* **Data section**
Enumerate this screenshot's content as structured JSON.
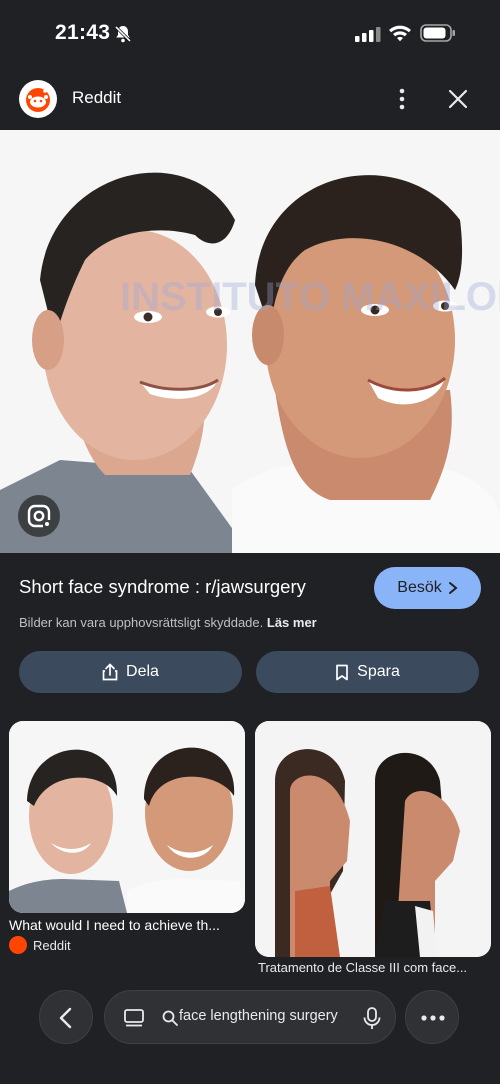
{
  "status": {
    "time": "21:43"
  },
  "header": {
    "site_name": "Reddit"
  },
  "result": {
    "title": "Short face syndrome : r/jawsurgery",
    "visit_label": "Besök",
    "rights_text": "Bilder kan vara upphovsrättsligt skyddade.",
    "rights_link": "Läs mer",
    "share_label": "Dela",
    "save_label": "Spara",
    "watermark": "INSTITUTO MAXILOFACIAL"
  },
  "related": [
    {
      "caption": "What would I need to achieve th...",
      "source": "Reddit"
    },
    {
      "caption": "Tratamento de Classe III com face..."
    }
  ],
  "bottom": {
    "query": "face lengthening surgery"
  },
  "colors": {
    "accent": "#8ab4f8",
    "background": "#202124",
    "pill": "#3c4a5e"
  }
}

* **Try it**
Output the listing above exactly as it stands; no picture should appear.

* **Problem solution**
Enumerate this screenshot's content as structured JSON.
{
  "status": {
    "time": "21:43"
  },
  "header": {
    "site_name": "Reddit"
  },
  "result": {
    "title": "Short face syndrome : r/jawsurgery",
    "visit_label": "Besök",
    "rights_text": "Bilder kan vara upphovsrättsligt skyddade.",
    "rights_link": "Läs mer",
    "share_label": "Dela",
    "save_label": "Spara",
    "watermark": "INSTITUTO MAXILOFACIAL"
  },
  "related": [
    {
      "caption": "What would I need to achieve th...",
      "source": "Reddit"
    },
    {
      "caption": "Tratamento de Classe III com face..."
    }
  ],
  "bottom": {
    "query": "face lengthening surgery"
  },
  "colors": {
    "accent": "#8ab4f8",
    "background": "#202124",
    "pill": "#3c4a5e"
  }
}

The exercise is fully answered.